Eight of the top ten ranked men will be in the city, which has already become a serious sporting destination, while seven of the top ten women will also be there.
Interestingly, the women play in week one, starting on Monday, and then the men are in action in week two.
The respective winners of the recent Australian Open are ready to follow their success down under with a good showing in the Middle East.
For the women, Justine Henin and Venus Williams have enjoyed themselves over the years, with four and two wins each respectively, but last year the crown went to Caroline Wozniacki.
The Dane was knocked off the number one spot just last month after her quest for a first Grand Slam win ended in failure in Melbourne. Now the number four in the world, she has her sights set on the winner of the Australian Open and the new number one, Victoria Azarenka of Belarus.

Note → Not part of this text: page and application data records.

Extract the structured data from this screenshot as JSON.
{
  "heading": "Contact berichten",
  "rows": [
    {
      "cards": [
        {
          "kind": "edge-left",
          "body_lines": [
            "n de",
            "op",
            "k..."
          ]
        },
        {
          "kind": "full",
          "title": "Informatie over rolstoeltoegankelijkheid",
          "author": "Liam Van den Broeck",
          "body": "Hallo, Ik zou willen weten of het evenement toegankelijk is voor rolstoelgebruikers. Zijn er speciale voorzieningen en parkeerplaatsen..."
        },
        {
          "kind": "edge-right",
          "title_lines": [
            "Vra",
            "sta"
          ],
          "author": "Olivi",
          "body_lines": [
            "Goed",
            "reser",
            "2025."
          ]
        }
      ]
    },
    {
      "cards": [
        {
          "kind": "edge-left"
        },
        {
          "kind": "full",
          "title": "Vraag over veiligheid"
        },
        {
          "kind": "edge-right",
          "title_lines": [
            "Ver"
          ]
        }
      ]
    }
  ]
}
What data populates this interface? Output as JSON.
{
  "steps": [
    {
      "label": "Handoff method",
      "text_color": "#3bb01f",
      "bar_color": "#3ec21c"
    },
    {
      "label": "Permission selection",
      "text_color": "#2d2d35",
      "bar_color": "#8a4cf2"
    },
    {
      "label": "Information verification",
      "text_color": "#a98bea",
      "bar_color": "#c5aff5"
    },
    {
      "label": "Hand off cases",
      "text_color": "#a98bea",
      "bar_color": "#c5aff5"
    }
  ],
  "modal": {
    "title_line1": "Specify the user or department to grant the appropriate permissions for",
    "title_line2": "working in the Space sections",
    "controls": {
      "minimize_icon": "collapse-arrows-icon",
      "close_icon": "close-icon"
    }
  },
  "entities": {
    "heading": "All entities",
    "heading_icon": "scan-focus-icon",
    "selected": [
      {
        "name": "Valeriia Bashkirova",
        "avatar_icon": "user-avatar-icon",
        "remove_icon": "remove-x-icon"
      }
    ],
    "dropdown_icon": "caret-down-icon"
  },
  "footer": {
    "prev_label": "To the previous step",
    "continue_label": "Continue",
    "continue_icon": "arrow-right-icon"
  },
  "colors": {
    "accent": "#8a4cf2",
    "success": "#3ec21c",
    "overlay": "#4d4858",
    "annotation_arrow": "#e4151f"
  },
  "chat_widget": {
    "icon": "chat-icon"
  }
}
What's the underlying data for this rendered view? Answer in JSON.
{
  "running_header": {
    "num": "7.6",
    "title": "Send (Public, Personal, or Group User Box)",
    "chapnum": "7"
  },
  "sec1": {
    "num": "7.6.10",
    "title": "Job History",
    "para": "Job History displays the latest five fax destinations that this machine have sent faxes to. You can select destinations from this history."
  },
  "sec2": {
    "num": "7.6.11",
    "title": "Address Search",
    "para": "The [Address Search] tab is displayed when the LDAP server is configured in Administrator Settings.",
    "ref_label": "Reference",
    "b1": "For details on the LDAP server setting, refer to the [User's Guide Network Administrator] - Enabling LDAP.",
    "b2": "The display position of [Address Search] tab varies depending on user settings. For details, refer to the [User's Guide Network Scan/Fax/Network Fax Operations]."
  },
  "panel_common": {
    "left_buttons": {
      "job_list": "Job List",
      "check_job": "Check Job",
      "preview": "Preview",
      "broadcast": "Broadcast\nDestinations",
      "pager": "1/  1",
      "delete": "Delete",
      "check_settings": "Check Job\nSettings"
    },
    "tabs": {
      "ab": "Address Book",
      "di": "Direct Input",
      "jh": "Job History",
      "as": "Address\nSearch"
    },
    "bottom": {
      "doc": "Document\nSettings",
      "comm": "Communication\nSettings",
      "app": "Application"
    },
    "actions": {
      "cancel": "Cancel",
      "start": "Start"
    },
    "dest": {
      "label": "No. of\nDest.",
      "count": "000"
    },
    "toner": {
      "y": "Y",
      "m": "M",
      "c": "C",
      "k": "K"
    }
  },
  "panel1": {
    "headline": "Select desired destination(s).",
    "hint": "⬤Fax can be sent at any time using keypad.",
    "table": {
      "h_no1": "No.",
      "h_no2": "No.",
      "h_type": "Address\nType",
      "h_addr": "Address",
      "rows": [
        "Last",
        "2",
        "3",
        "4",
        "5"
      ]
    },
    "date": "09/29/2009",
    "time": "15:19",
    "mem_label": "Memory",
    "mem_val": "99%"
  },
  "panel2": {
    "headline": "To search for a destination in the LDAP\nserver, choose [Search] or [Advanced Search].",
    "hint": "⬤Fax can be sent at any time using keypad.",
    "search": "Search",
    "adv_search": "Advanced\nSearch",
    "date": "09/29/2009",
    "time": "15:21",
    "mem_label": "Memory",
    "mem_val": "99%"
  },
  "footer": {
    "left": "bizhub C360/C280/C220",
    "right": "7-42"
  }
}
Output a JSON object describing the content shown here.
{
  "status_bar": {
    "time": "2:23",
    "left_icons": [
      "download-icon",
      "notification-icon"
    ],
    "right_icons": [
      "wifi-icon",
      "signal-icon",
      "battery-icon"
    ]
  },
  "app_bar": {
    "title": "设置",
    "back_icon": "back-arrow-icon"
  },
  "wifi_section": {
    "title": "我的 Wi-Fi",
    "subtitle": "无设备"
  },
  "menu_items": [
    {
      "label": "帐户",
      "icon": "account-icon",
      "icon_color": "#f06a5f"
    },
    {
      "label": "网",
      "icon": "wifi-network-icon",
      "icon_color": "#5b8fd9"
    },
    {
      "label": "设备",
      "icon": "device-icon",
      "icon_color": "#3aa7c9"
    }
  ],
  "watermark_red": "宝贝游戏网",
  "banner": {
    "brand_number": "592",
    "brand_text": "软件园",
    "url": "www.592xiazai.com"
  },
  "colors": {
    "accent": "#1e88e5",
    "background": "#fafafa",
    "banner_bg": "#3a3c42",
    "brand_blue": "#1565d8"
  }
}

Wozniacki will have to do better than last week, when she was knocked out of the Qatar Open early by Lucie Safarova, despite having three match-points.
"I just want to get out of here. You don't want to stay when you lose a match like that," Wozniacki said, and added, “It's really disappointing but you have to move on.”
Azarenka returns to the Middle East in much better shape than she was a year ago when defeats in Doha and Dubai almost prompted her to quit the sport.
"My mum told me to come home and rest, and not be crazy about it,” she said. “And my gran pointed out there are things so much harder in life than tennis matches.”
“Last year I was in a bit of a mess. I couldn't control any of my emotions. I had to change my mentality. So now I don’t try to, you know, think ‘why is this happening to me?’ Instead I just try to accept and deal with it.”
Novak Djokovic has dominated men’s tennis in the past few years and Dubai has been no exception with the last three titles going the Serbian’s way.
Already, 2012 couldn’t have gone better. He won the Australian Open and last week was given his country’s highest honor, Order of the Karadjordje’s Star of the 1st degree by Serbian president Boris Tadic.
He’s going to take some stopping.